[[ Information shown, beginning ]]

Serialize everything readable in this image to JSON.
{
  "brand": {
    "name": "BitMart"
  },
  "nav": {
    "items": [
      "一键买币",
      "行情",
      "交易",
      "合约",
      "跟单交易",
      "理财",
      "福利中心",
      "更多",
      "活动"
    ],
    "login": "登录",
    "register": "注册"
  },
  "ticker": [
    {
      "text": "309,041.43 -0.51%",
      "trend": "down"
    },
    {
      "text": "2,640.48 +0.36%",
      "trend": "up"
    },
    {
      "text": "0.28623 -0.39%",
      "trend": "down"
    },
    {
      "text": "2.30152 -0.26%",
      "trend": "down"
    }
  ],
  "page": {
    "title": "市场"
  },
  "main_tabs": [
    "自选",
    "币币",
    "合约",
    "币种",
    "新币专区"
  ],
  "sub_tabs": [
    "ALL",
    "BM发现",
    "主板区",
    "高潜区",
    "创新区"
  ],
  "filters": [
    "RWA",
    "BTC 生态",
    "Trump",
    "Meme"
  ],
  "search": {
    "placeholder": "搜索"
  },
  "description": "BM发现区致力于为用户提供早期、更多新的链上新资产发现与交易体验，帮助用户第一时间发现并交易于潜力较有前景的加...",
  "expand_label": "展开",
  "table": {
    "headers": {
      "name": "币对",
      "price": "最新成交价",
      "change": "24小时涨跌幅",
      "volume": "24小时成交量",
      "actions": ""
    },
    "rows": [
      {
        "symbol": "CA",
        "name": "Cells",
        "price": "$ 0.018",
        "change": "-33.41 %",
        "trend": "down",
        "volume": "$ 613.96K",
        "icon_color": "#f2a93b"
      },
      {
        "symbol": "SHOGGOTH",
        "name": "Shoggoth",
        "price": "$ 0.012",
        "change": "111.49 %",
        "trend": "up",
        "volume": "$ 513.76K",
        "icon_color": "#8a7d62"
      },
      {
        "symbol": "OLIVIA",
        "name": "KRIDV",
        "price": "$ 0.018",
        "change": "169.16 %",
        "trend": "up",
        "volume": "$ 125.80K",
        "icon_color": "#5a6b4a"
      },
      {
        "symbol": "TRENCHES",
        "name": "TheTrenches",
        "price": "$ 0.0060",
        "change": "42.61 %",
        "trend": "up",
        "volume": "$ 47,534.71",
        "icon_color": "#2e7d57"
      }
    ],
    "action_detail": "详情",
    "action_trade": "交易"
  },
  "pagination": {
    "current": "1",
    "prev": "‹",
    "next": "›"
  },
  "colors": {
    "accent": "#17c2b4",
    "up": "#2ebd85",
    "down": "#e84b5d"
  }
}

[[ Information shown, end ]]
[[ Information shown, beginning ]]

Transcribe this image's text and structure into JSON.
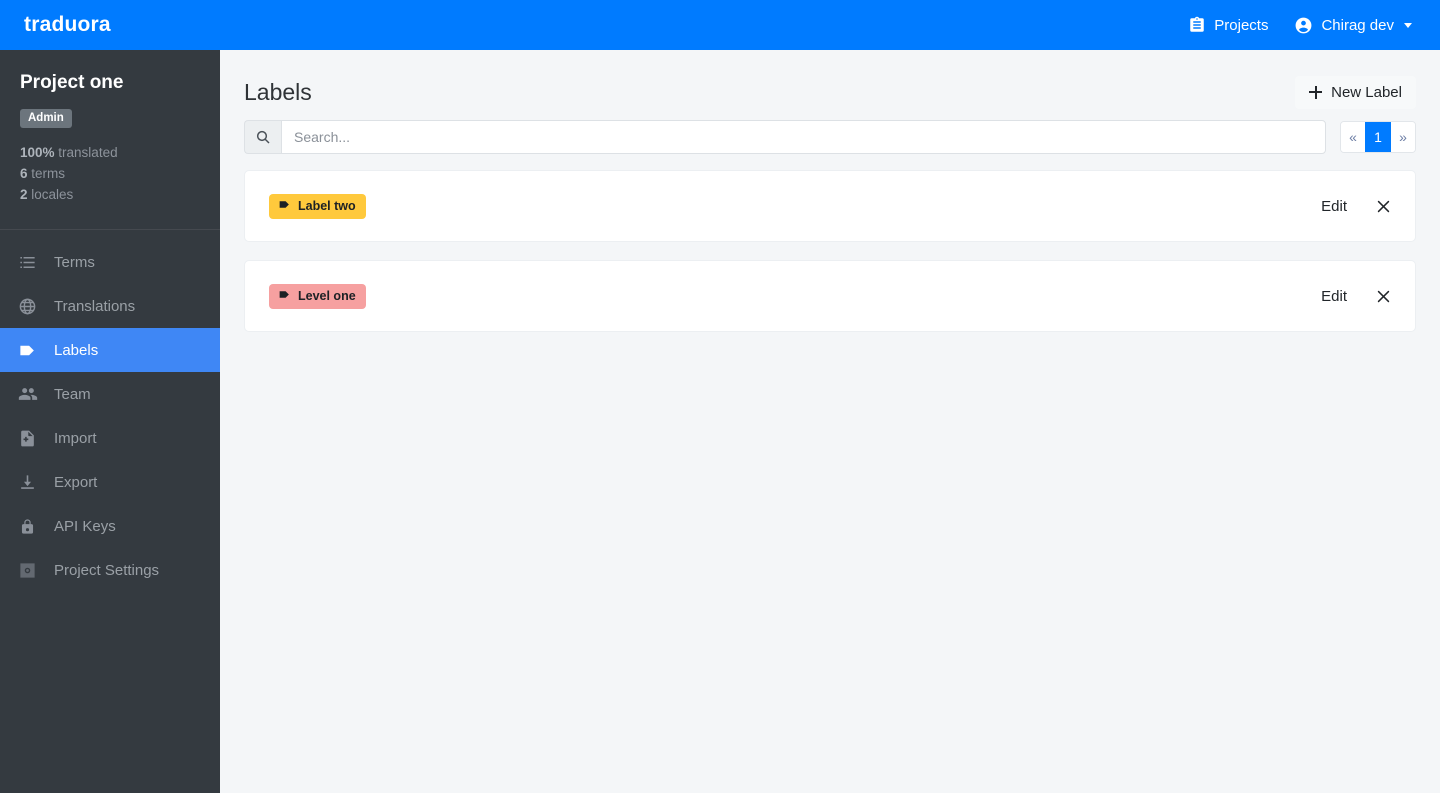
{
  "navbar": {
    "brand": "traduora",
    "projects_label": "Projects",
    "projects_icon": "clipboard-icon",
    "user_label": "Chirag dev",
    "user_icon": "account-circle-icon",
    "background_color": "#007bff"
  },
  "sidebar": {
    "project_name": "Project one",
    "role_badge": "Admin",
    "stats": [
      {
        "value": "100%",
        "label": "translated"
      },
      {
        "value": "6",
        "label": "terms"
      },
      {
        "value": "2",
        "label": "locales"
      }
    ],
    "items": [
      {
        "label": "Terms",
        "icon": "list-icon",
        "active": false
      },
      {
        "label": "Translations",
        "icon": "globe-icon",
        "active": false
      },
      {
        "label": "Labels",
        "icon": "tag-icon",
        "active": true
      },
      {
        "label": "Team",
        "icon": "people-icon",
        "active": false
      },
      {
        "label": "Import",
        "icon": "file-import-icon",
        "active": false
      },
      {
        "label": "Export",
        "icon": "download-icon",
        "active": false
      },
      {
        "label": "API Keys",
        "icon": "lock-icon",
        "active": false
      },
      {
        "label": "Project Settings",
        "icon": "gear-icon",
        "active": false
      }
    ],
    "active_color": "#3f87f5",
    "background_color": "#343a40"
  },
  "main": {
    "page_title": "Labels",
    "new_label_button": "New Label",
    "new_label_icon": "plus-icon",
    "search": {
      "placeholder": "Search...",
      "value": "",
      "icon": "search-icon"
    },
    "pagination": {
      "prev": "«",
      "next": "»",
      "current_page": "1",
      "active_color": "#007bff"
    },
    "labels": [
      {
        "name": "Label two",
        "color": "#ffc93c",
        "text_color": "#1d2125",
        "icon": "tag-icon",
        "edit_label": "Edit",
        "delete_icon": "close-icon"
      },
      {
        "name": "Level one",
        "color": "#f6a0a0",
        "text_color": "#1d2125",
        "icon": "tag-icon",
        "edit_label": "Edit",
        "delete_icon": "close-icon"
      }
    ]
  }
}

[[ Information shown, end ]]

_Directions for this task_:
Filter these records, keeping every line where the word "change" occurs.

_Your response_:
      "change": "24小时涨跌幅",
        "change": "-33.41 %",
        "change": "111.49 %",
        "change": "169.16 %",
        "change": "42.61 %",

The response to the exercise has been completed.